Robinhood Markets, Inc. is known for offering commission-free trading of stocks, ETFs, and cryptocurrencies which it does via an app that it introduced in 2015. The Robinhood app became especially popular during the meme stock mania last year. The company went public on July 30, 2021 at $35.15 a share. It peaked at $55.01 a share on August 6, 2021. And, on the first of February, 2022 it trades for $14.51. What happened to Robinhood stock?
Why Has Robinhood Lost Two-thirds of Its Market Cap?

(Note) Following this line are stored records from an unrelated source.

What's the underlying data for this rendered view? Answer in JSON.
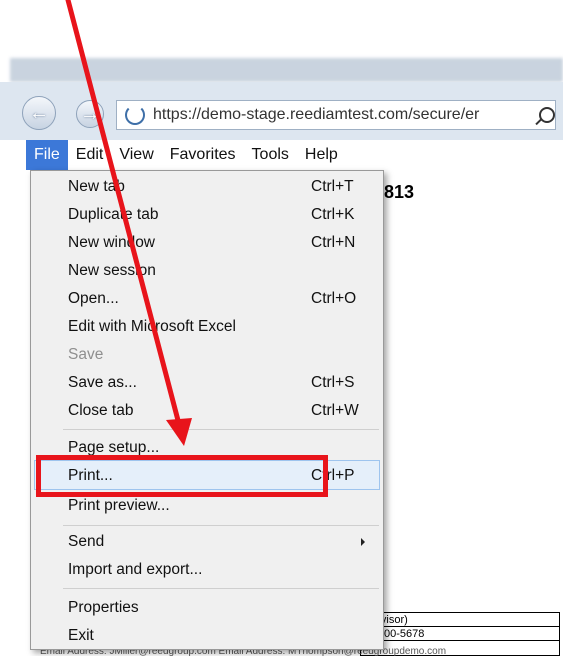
{
  "browser": {
    "url": "https://demo-stage.reediamtest.com/secure/er"
  },
  "menu_bar": {
    "items": [
      "File",
      "Edit",
      "View",
      "Favorites",
      "Tools",
      "Help"
    ]
  },
  "page": {
    "number_fragment": "813",
    "table_lines": [
      "pervisor)",
      "3) 500-5678"
    ],
    "bottom_line": "Email Address: JMiller@reedgroup.com  Email Address: MThompson@reedgroupdemo.com"
  },
  "file_menu": {
    "items": [
      {
        "label": "New tab",
        "shortcut": "Ctrl+T"
      },
      {
        "label": "Duplicate tab",
        "shortcut": "Ctrl+K"
      },
      {
        "label": "New window",
        "shortcut": "Ctrl+N"
      },
      {
        "label": "New session",
        "shortcut": ""
      },
      {
        "label": "Open...",
        "shortcut": "Ctrl+O"
      },
      {
        "label": "Edit with Microsoft Excel",
        "shortcut": ""
      },
      {
        "label": "Save",
        "shortcut": ""
      },
      {
        "label": "Save as...",
        "shortcut": "Ctrl+S"
      },
      {
        "label": "Close tab",
        "shortcut": "Ctrl+W"
      },
      {
        "label": "Page setup...",
        "shortcut": ""
      },
      {
        "label": "Print...",
        "shortcut": "Ctrl+P"
      },
      {
        "label": "Print preview...",
        "shortcut": ""
      },
      {
        "label": "Send",
        "shortcut": ""
      },
      {
        "label": "Import and export...",
        "shortcut": ""
      },
      {
        "label": "Properties",
        "shortcut": ""
      },
      {
        "label": "Exit",
        "shortcut": ""
      }
    ]
  },
  "colors": {
    "annotation": "#e8141b",
    "menu_active": "#3c78d8"
  }
}
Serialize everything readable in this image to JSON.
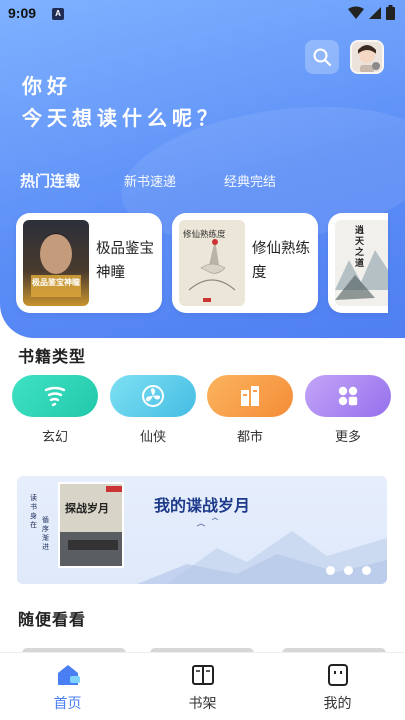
{
  "status": {
    "time": "9:09",
    "notif": "A"
  },
  "header": {
    "greeting_line1": "你好",
    "greeting_line2": "今天想读什么呢？"
  },
  "tabs": [
    {
      "label": "热门连载",
      "active": true
    },
    {
      "label": "新书速递",
      "active": false
    },
    {
      "label": "经典完结",
      "active": false
    }
  ],
  "books": [
    {
      "title": "极品鉴宝神瞳",
      "cover_text": "极品鉴宝神瞳"
    },
    {
      "title": "修仙熟练度",
      "cover_text": "修仙熟练度"
    },
    {
      "title": "",
      "cover_text": "逍天之道"
    }
  ],
  "categories": {
    "title": "书籍类型",
    "items": [
      {
        "label": "玄幻",
        "icon": "tornado-icon",
        "color": "#2fd6b8"
      },
      {
        "label": "仙侠",
        "icon": "fan-icon",
        "color": "#5dcce8"
      },
      {
        "label": "都市",
        "icon": "buildings-icon",
        "color": "#f7a04d"
      },
      {
        "label": "更多",
        "icon": "grid-icon",
        "color": "#a77ef0"
      }
    ]
  },
  "banner": {
    "title": "我的谍战岁月",
    "vertical_text_1": "读书身在",
    "vertical_text_2": "循序渐进",
    "cover_text": "探战岁月"
  },
  "random": {
    "title": "随便看看"
  },
  "nav": [
    {
      "label": "首页",
      "icon": "home-icon",
      "active": true
    },
    {
      "label": "书架",
      "icon": "book-icon",
      "active": false
    },
    {
      "label": "我的",
      "icon": "profile-icon",
      "active": false
    }
  ],
  "colors": {
    "accent": "#4a7ff3",
    "hero_top": "#7fb2ff",
    "hero_bottom": "#4f7ff2"
  }
}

Robinhood has lost so much of its market cap because its business is shrinking instead of growing. Stocks like Tesla and Amazon have stayed ahead of the curve because they keep generating revenue. Robinhood has fewer active users and cryptocurrency trading, especially, has fallen off. We asked back in July of 2020 if Robinhood trading is dangerous. The issue that we pointed out is that the Robinhood app makes trading extremely easy. You don’t need to sit down at a computer and you can make snap decisions while out and about. This, we thought back in 2020 and still think today, makes use of the Robinhood app too much like a trip to the casino or perhaps online gambling. While some people will continue to trade when they are constantly losing money most will come to the conclusion that it is time to quit. This applies to trading bitcoin or trading stocks without the skills and discipline to make the endeavor a success.
Making Lots of Trades Does Not Guarantee Success
Robinhood’s app makes trading easy. It also can tempt novice traders to place lots of trades. This results in higher trading “overhead” but not any guaranteed profits. People like Warren Buffett have become rich because they only invest in companies whose businesses they understand. They only invest when they can see how the company’s business plan and position in its niche will guarantee profits for years on end. These folks assess the intrinsic value of an investment before jumping in. The use of an app that makes trading easy and “commission free trading” are not conducive to this proven approach to investing.
Who Is the Mark?
In regard to Robinhood, many times you will see reference to a saying typically used regarding poker games. If you cannot see who the mark is at the table, it is probably you. Robinhood does not charge a commission for trades but routes them in such a way that they make money and you commonly get a worse trade setup than you would by going with another online broker. The fact is that you may be giving away more in a trade by using Robinhood than you would have paid in commissions to another online broker.
Are Folks Tired of Crypto or Simply Back to Work?
The Covid-19 pandemic has skewed the world as we knew it and, to a degree, is letting things come back to normal. Lots of folks spent a lot of time at home in the last couple of years. Much of the surge of online trading with apps like Robinhood can be attributed to people having time on their hands. Folks who did not make huge profits while trading things like bitcoin have gone back to work and would rather earn a paycheck than risk their savings in the cryptocurrency market when their experience tells them that it is risky. Even the most naïve trader or investor eventually realizes that the pump and dump nature of bitcoin has stacked the deck against them. All of these folks bailing out of crypto trading has hurt Robinhood and that hurt may get worse if the government decides to ramp up bitcoin regulation.
Is Robinhood Another Gamestop?
The surge in price of Gamestop last year was due to a short squeeze orchestrated in social media. Gamestop has gone the way of many brick and mortar stores and is a shadow of its former self. It could well be that Robinhood will follow Gamestop into the realm of businesses that are a shadow of their former selves. What happened to Robinhood stock was that the needs and desires of traders and investors moved on and Robinhood did not.
What Happened to Robinhood Stock? – Slideshare Version